• _About this exercise_:
Below is the data. Give it again, complete and exact.

===== Supplied information =====

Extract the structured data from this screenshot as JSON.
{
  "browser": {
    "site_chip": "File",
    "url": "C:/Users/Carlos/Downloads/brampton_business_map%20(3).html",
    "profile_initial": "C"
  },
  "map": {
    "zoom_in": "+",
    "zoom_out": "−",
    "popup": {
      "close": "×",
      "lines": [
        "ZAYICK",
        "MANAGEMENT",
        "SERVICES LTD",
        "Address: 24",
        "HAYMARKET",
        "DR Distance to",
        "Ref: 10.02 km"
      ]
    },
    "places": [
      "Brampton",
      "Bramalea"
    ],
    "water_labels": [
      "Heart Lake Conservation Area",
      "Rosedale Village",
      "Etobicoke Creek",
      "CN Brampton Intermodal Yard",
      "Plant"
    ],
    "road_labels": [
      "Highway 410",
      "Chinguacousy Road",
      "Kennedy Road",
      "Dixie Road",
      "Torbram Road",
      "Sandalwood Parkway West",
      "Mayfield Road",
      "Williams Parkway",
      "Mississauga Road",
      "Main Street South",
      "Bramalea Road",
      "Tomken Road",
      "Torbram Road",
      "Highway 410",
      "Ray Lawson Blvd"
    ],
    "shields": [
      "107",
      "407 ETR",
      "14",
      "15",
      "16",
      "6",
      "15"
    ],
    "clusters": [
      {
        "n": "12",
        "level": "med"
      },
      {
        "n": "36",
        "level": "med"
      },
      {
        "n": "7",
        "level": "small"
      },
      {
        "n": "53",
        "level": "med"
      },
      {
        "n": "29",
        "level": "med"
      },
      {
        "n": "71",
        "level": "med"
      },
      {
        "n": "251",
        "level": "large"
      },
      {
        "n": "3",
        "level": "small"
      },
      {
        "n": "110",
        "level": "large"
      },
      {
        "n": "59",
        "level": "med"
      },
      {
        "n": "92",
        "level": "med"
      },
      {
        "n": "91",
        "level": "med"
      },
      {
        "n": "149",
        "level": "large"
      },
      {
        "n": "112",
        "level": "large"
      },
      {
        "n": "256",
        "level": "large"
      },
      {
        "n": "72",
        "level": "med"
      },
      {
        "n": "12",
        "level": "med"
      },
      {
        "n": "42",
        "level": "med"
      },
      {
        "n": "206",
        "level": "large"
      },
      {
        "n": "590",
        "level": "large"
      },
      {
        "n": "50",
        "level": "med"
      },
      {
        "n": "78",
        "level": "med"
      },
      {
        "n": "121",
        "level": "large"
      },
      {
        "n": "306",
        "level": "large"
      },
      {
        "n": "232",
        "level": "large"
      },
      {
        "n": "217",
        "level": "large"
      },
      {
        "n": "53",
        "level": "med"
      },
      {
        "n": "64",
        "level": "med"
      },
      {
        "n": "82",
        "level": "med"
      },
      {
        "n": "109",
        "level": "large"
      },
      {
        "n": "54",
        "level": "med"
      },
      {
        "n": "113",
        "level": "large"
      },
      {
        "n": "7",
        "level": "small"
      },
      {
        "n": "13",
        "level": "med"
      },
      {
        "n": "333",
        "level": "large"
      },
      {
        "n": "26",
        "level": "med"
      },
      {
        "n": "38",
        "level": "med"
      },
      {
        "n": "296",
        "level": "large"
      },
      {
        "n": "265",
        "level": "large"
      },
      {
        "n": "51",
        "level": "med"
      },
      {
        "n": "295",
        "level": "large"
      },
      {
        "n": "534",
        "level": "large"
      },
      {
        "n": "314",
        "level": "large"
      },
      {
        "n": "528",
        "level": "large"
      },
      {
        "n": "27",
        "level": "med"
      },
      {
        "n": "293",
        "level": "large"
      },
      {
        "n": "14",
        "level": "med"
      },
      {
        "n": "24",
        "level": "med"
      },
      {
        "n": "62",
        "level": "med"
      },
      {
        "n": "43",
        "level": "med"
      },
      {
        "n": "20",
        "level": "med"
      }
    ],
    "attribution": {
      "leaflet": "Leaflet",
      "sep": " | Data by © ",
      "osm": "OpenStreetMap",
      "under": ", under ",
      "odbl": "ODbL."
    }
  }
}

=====

• _Exercise solution_:
Extract the structured data from this screenshot as JSON.
{
  "browser": {
    "site_chip": "File",
    "url": "C:/Users/Carlos/Downloads/brampton_business_map%20(3).html",
    "profile_initial": "C"
  },
  "map": {
    "zoom_in": "+",
    "zoom_out": "−",
    "popup": {
      "close": "×",
      "lines": [
        "ZAYICK",
        "MANAGEMENT",
        "SERVICES LTD",
        "Address: 24",
        "HAYMARKET",
        "DR Distance to",
        "Ref: 10.02 km"
      ]
    },
    "places": [
      "Brampton",
      "Bramalea"
    ],
    "water_labels": [
      "Heart Lake Conservation Area",
      "Rosedale Village",
      "Etobicoke Creek",
      "CN Brampton Intermodal Yard",
      "Plant"
    ],
    "road_labels": [
      "Highway 410",
      "Chinguacousy Road",
      "Kennedy Road",
      "Dixie Road",
      "Torbram Road",
      "Sandalwood Parkway West",
      "Mayfield Road",
      "Williams Parkway",
      "Mississauga Road",
      "Main Street South",
      "Bramalea Road",
      "Tomken Road",
      "Torbram Road",
      "Highway 410",
      "Ray Lawson Blvd"
    ],
    "shields": [
      "107",
      "407 ETR",
      "14",
      "15",
      "16",
      "6",
      "15"
    ],
    "clusters": [
      {
        "n": "12",
        "level": "med"
      },
      {
        "n": "36",
        "level": "med"
      },
      {
        "n": "7",
        "level": "small"
      },
      {
        "n": "53",
        "level": "med"
      },
      {
        "n": "29",
        "level": "med"
      },
      {
        "n": "71",
        "level": "med"
      },
      {
        "n": "251",
        "level": "large"
      },
      {
        "n": "3",
        "level": "small"
      },
      {
        "n": "110",
        "level": "large"
      },
      {
        "n": "59",
        "level": "med"
      },
      {
        "n": "92",
        "level": "med"
      },
      {
        "n": "91",
        "level": "med"
      },
      {
        "n": "149",
        "level": "large"
      },
      {
        "n": "112",
        "level": "large"
      },
      {
        "n": "256",
        "level": "large"
      },
      {
        "n": "72",
        "level": "med"
      },
      {
        "n": "12",
        "level": "med"
      },
      {
        "n": "42",
        "level": "med"
      },
      {
        "n": "206",
        "level": "large"
      },
      {
        "n": "590",
        "level": "large"
      },
      {
        "n": "50",
        "level": "med"
      },
      {
        "n": "78",
        "level": "med"
      },
      {
        "n": "121",
        "level": "large"
      },
      {
        "n": "306",
        "level": "large"
      },
      {
        "n": "232",
        "level": "large"
      },
      {
        "n": "217",
        "level": "large"
      },
      {
        "n": "53",
        "level": "med"
      },
      {
        "n": "64",
        "level": "med"
      },
      {
        "n": "82",
        "level": "med"
      },
      {
        "n": "109",
        "level": "large"
      },
      {
        "n": "54",
        "level": "med"
      },
      {
        "n": "113",
        "level": "large"
      },
      {
        "n": "7",
        "level": "small"
      },
      {
        "n": "13",
        "level": "med"
      },
      {
        "n": "333",
        "level": "large"
      },
      {
        "n": "26",
        "level": "med"
      },
      {
        "n": "38",
        "level": "med"
      },
      {
        "n": "296",
        "level": "large"
      },
      {
        "n": "265",
        "level": "large"
      },
      {
        "n": "51",
        "level": "med"
      },
      {
        "n": "295",
        "level": "large"
      },
      {
        "n": "534",
        "level": "large"
      },
      {
        "n": "314",
        "level": "large"
      },
      {
        "n": "528",
        "level": "large"
      },
      {
        "n": "27",
        "level": "med"
      },
      {
        "n": "293",
        "level": "large"
      },
      {
        "n": "14",
        "level": "med"
      },
      {
        "n": "24",
        "level": "med"
      },
      {
        "n": "62",
        "level": "med"
      },
      {
        "n": "43",
        "level": "med"
      },
      {
        "n": "20",
        "level": "med"
      }
    ],
    "attribution": {
      "leaflet": "Leaflet",
      "sep": " | Data by © ",
      "osm": "OpenStreetMap",
      "under": ", under ",
      "odbl": "ODbL."
    }
  }
}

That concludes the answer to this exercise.